## TASK REQUIREMENTS
Report, as a number alone, how many lines below contain the string "JSON".
------------------------------------------------------------
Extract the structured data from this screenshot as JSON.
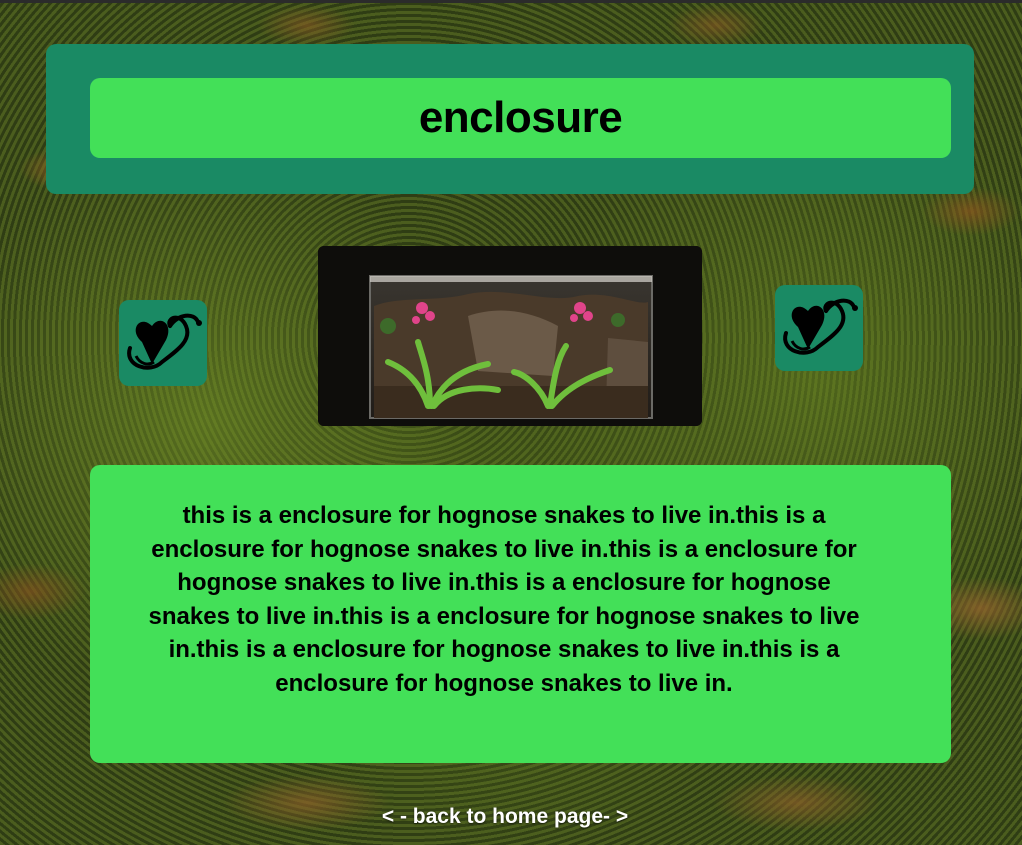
{
  "header": {
    "title": "enclosure"
  },
  "icons": {
    "left": "snake-heart-icon",
    "right": "snake-heart-icon"
  },
  "media": {
    "photo": "terrarium-photo"
  },
  "colors": {
    "panel_dark": "#1a8a64",
    "panel_light": "#43e058",
    "text": "#000000",
    "link": "#ffffff"
  },
  "description": {
    "text": "this is a enclosure for hognose snakes to live in.this is a enclosure for hognose snakes to live in.this is a enclosure for hognose snakes to live in.this is a enclosure for hognose snakes to live in.this is a enclosure for hognose snakes to live in.this is a enclosure for hognose snakes to live in.this is a enclosure for hognose snakes to live in."
  },
  "nav": {
    "back_link": "< - back to home page- >"
  }
}
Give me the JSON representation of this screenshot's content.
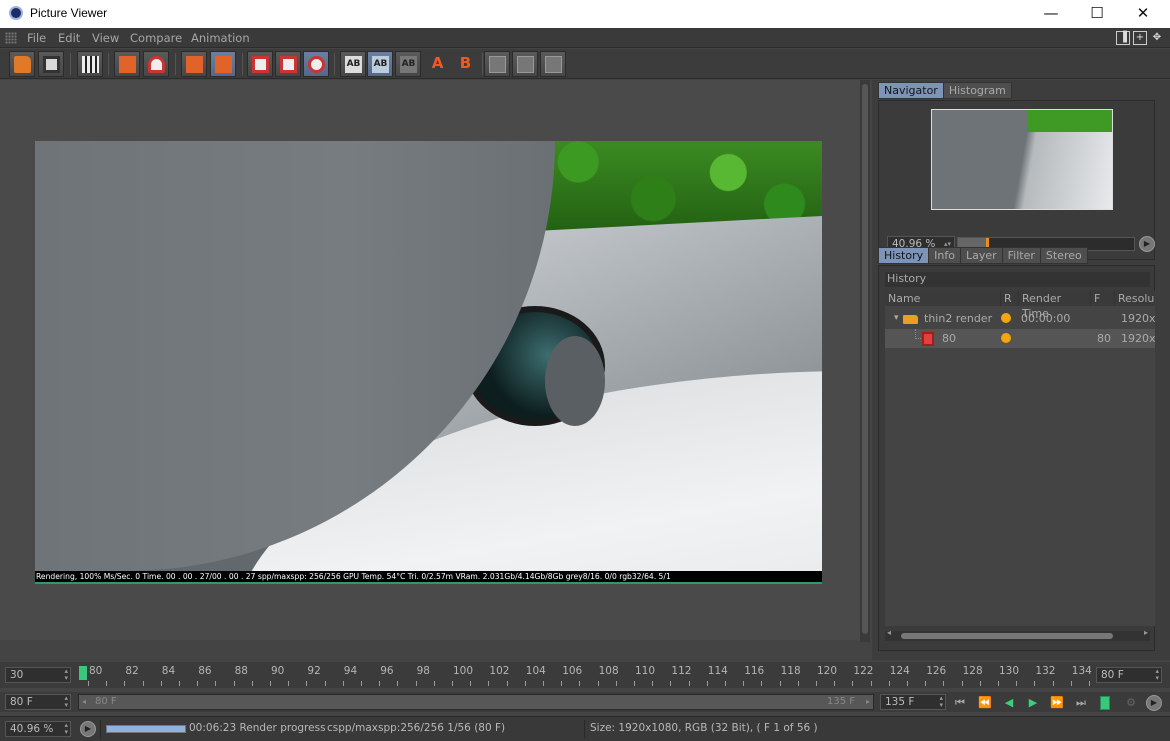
{
  "window": {
    "title": "Picture Viewer",
    "minimize": "—",
    "maximize": "☐",
    "close": "✕"
  },
  "menu": [
    "File",
    "Edit",
    "View",
    "Compare",
    "Animation"
  ],
  "render": {
    "status_line": "Rendering, 100% Ms/Sec. 0 Time. 00 . 00 . 27/00 . 00 . 27 spp/maxspp: 256/256 GPU  Temp. 54°C Tri. 0/2.57m VRam. 2.031Gb/4.14Gb/8Gb grey8/16. 0/0 rgb32/64. 5/1"
  },
  "navigator": {
    "tabs": [
      "Navigator",
      "Histogram"
    ],
    "zoom_value": "40.96 %",
    "zoom_fraction": 0.16
  },
  "history": {
    "tabs": [
      "History",
      "Info",
      "Layer",
      "Filter",
      "Stereo"
    ],
    "section_title": "History",
    "columns": [
      "Name",
      "R",
      "Render Time",
      "F",
      "Resolu"
    ],
    "rows": [
      {
        "name": "thin2 render",
        "render_time": "00:00:00",
        "frame": "",
        "resolution": "1920x"
      },
      {
        "name": "80",
        "render_time": "",
        "frame": "80",
        "resolution": "1920x"
      }
    ]
  },
  "timeline": {
    "start_field": "30",
    "end_field": "80 F",
    "ticks": [
      "80",
      "82",
      "84",
      "86",
      "88",
      "90",
      "92",
      "94",
      "96",
      "98",
      "100",
      "102",
      "104",
      "106",
      "108",
      "110",
      "112",
      "114",
      "116",
      "118",
      "120",
      "122",
      "124",
      "126",
      "128",
      "130",
      "132",
      "134"
    ],
    "current_frame": 80
  },
  "range": {
    "min_field": "80 F",
    "track_start": "80 F",
    "track_end": "135 F",
    "max_field": "135 F"
  },
  "status": {
    "zoom": "40.96 %",
    "progress_fraction": 1.0,
    "progress_text": "00:06:23 Render progress",
    "samples": "cspp/maxspp:256/256 1/56 (80 F)",
    "size_info": "Size: 1920x1080, RGB (32 Bit),  ( F 1 of 56 )"
  },
  "colors": {
    "accent_tab": "#7d94b9",
    "playhead": "#3bc77a",
    "status_dot": "#f5a60c"
  }
}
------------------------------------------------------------
## EXERCISE RESPONSE
2